Connecticut, the southernmost of the
Eastern United States, is bounded north by Massachusetts, east by
Rhode Island, south by Long Island Sound, and west by New York. It is
between 41° and 42° 2' north latitude, and 71° 20' and 73° 15' west longitude,
and between 3° 16' and 5° 11' east longitude from west. It contains 4,674
square miles, or 2,991,360 acres.
The population in 1790 was 237,946; in 1800, 251,002; in 1810,
261,942; in 1820, 275,248; in 1830, 297,711; in 1840, 300,015.
Of these 148,300 were white males, 153,556 white females, 3,881
free colored males, 4,214 free colored females. Employed in agriculture,
56,955; in commerce, 2,743; manufactures and trades, 27,932;
navigating the ocean, 2,700; navigating the rivers, &c, 431; learned

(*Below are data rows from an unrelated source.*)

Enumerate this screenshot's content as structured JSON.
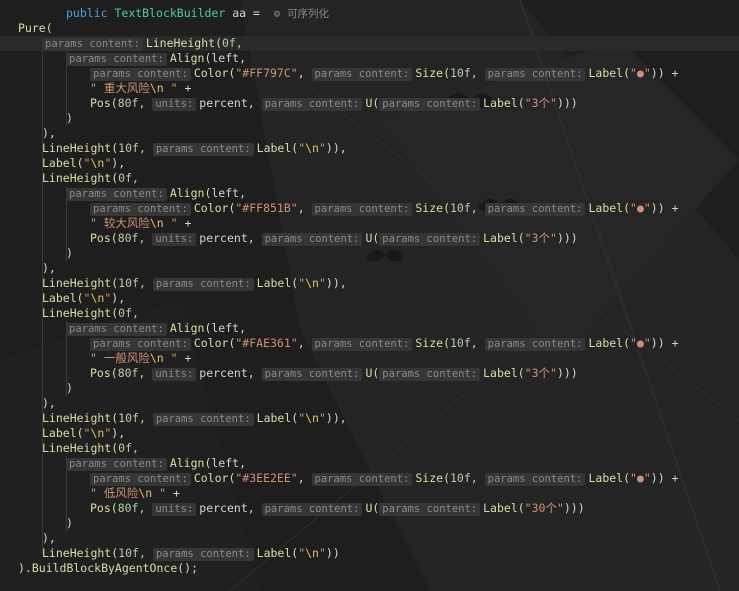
{
  "code": {
    "decl_kw": "public",
    "decl_type": "TextBlockBuilder",
    "decl_var": "aa",
    "decl_eq": "=",
    "lens_icon": "gear-icon",
    "lens_text": "可序列化",
    "pure": "Pure(",
    "hint_params": "params content:",
    "hint_units": "units:",
    "line_height": "LineHeight(",
    "align": "Align(",
    "left": "left,",
    "color": "Color(",
    "size": "Size(",
    "label": "Label(",
    "pos": "Pos(",
    "u": "U(",
    "percent": "percent,",
    "n0f": "0f,",
    "n10f": "10f,",
    "n80f": "80f,",
    "bullet_str": "\"●\"",
    "bullet_close": ")) +",
    "newline_str_open": "\"",
    "newline_esc": "\\n",
    "newline_str_close": "\"",
    "close_paren": ")",
    "close_paren_comma": "),",
    "close_paren_paren": ")),",
    "label_close": "),",
    "final_close": ")",
    "plus": " +",
    "build": ").BuildBlockByAgentOnce();",
    "blocks": [
      {
        "color_str": "\"#FF797C\"",
        "text_pre": "\" 重大风险",
        "count": "\"3个\""
      },
      {
        "color_str": "\"#FF851B\"",
        "text_pre": "\" 较大风险",
        "count": "\"3个\""
      },
      {
        "color_str": "\"#FAE361\"",
        "text_pre": "\" 一般风险",
        "count": "\"3个\""
      },
      {
        "color_str": "\"#3EE2EE\"",
        "text_pre": "\" 低风险",
        "count": "\"30个\""
      }
    ]
  },
  "colors": {
    "background": "#1e1e1e",
    "keyword": "#569cd6",
    "type": "#4ec9b0",
    "method": "#dcdcaa",
    "string": "#ce9178",
    "number": "#b5cea8",
    "hint_bg": "#363636"
  }
}
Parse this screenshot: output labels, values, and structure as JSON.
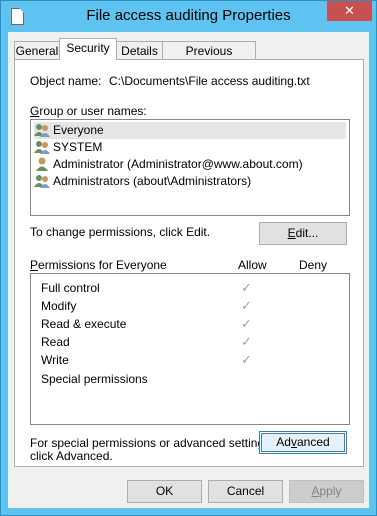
{
  "window": {
    "title": "File access auditing Properties",
    "close_label": "✕"
  },
  "tabs": [
    "General",
    "Security",
    "Details",
    "Previous Versions"
  ],
  "object_name_label": "Object name:",
  "object_name_value": "C:\\Documents\\File access auditing.txt",
  "group_label": "Group or user names:",
  "users": [
    {
      "name": "Everyone",
      "icon": "group-icon"
    },
    {
      "name": "SYSTEM",
      "icon": "group-icon"
    },
    {
      "name": "Administrator (Administrator@www.about.com)",
      "icon": "user-icon"
    },
    {
      "name": "Administrators (about\\Administrators)",
      "icon": "group-icon"
    }
  ],
  "change_text": "To change permissions, click Edit.",
  "edit_button": "Edit...",
  "permissions_header": "Permissions for Everyone",
  "allow_header": "Allow",
  "deny_header": "Deny",
  "permissions": [
    {
      "name": "Full control",
      "allow": true,
      "deny": false
    },
    {
      "name": "Modify",
      "allow": true,
      "deny": false
    },
    {
      "name": "Read & execute",
      "allow": true,
      "deny": false
    },
    {
      "name": "Read",
      "allow": true,
      "deny": false
    },
    {
      "name": "Write",
      "allow": true,
      "deny": false
    },
    {
      "name": "Special permissions",
      "allow": false,
      "deny": false
    }
  ],
  "advanced_text_1": "For special permissions or advanced settings,",
  "advanced_text_2": "click Advanced.",
  "advanced_button": "Advanced",
  "ok_button": "OK",
  "cancel_button": "Cancel",
  "apply_button": "Apply",
  "checkmark": "✓"
}
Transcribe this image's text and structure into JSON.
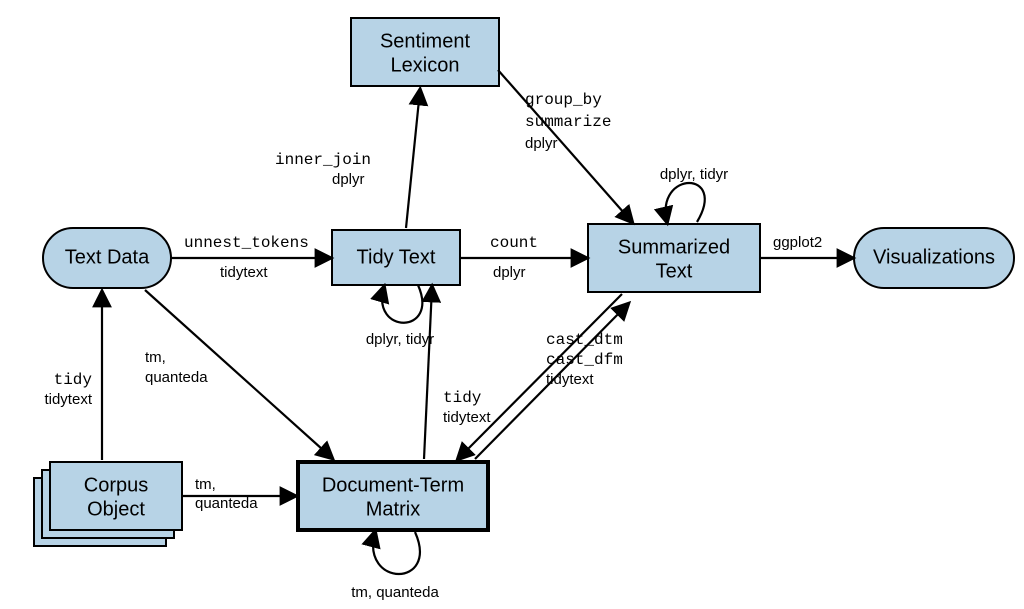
{
  "nodes": {
    "text_data": "Text Data",
    "tidy_text": "Tidy Text",
    "sentiment_lexicon_l1": "Sentiment",
    "sentiment_lexicon_l2": "Lexicon",
    "summarized_text_l1": "Summarized",
    "summarized_text_l2": "Text",
    "visualizations": "Visualizations",
    "corpus_object_l1": "Corpus",
    "corpus_object_l2": "Object",
    "dtm_l1": "Document-Term",
    "dtm_l2": "Matrix"
  },
  "edges": {
    "textdata_tidytext_fn": "unnest_tokens",
    "textdata_tidytext_pkg": "tidytext",
    "tidytext_sentiment_fn": "inner_join",
    "tidytext_sentiment_pkg": "dplyr",
    "tidytext_summarized_fn": "count",
    "tidytext_summarized_pkg": "dplyr",
    "tidytext_self_pkg": "dplyr, tidyr",
    "summarized_self_pkg": "dplyr, tidyr",
    "summarized_viz_pkg": "ggplot2",
    "sentiment_summarized_fn1": "group_by",
    "sentiment_summarized_fn2": "summarize",
    "sentiment_summarized_pkg": "dplyr",
    "corpus_textdata_fn": "tidy",
    "corpus_textdata_pkg": "tidytext",
    "corpus_dtm_fn": "tm,",
    "corpus_dtm_pkg": "quanteda",
    "textdata_dtm_fn": "tm,",
    "textdata_dtm_pkg": "quanteda",
    "dtm_tidytext_fn": "tidy",
    "dtm_tidytext_pkg": "tidytext",
    "summarized_dtm_fn1": "cast_dtm",
    "summarized_dtm_fn2": "cast_dfm",
    "summarized_dtm_pkg": "tidytext",
    "dtm_self_pkg": "tm, quanteda"
  }
}
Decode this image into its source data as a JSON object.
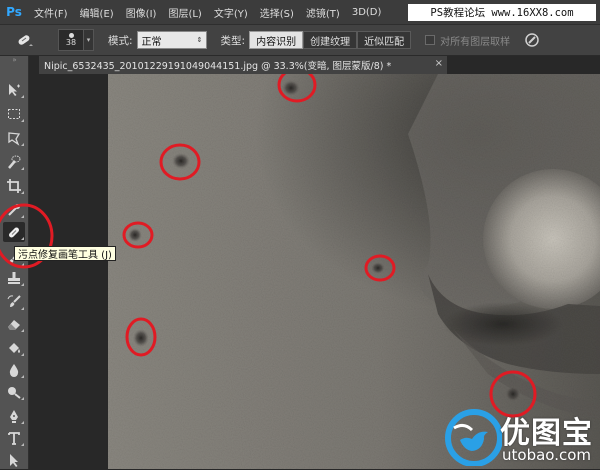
{
  "app": {
    "logo": "Ps",
    "accent": "#31a8ff"
  },
  "menu": {
    "items": [
      "文件(F)",
      "编辑(E)",
      "图像(I)",
      "图层(L)",
      "文字(Y)",
      "选择(S)",
      "滤镜(T)",
      "3D(D)"
    ],
    "forum_banner": "PS教程论坛 www.16XX8.com"
  },
  "options": {
    "tool_icon": "spot-healing-brush-icon",
    "brush_size": "38",
    "mode_label": "模式:",
    "mode_value": "正常",
    "type_label": "类型:",
    "type_buttons": [
      "内容识别",
      "创建纹理",
      "近似匹配"
    ],
    "type_selected": "内容识别",
    "sample_all_label": "对所有图层取样",
    "pressure_icon": "pressure-size-icon"
  },
  "toolbox": {
    "tools": [
      "move-icon",
      "marquee-icon",
      "lasso-icon",
      "quick-select-icon",
      "crop-icon",
      "eyedropper-icon",
      "spot-healing-brush-icon",
      "brush-icon",
      "clone-stamp-icon",
      "history-brush-icon",
      "eraser-icon",
      "paint-bucket-icon",
      "blur-icon",
      "dodge-icon",
      "pen-icon",
      "type-icon",
      "path-select-icon"
    ],
    "active_tool": "spot-healing-brush-icon"
  },
  "document": {
    "tab_title": "Nipic_6532435_20101229191049044151.jpg @ 33.3%(变暗, 图层蒙版/8) *",
    "close_icon": "close-icon"
  },
  "tooltip": {
    "text": "污点修复画笔工具 (J)"
  },
  "watermark": {
    "brand": "优图宝",
    "url": "utobao.com",
    "logo_icon": "bird-icon",
    "color": "#2aa0e6"
  },
  "annotation_color": "#e01b24"
}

professions and engineers, 1,697.
The capitals are Hartford, on the Connecticut river, at the head of
sloop navigation, 50 miles from its mouth; and New Haven, on a
bay which sets up 4 miles from Long Island Sound.
The state is divided into 8 counties, which, with their
population in 1840, and their capitals, were as follows:
County, Population, Capital
|Fairfield, 49,917, Fairfield
||New Haven, 49,532, New Haven
|Hartford, 55,629, Hartford
||New London, 44,463, New London
|Litchfield, 40,448, Litchfield
||Tolland, 17,980, Tolland
|Middlesex, 24,879, Middletown
||Windham, 28,089, Brooklyn
These counties are divided into 144
cities and townships.
Connecticut is in general a hilly country, but the hills are not
of great elevation. In passing over the state east and west they
occur .... Continued
Source: A Complete Descriptive And
Statistical Gazetteer Of The United States Of America, By Daniel
Haskel, A. M and J. Calvin Smith, Published By Sherman & Smith,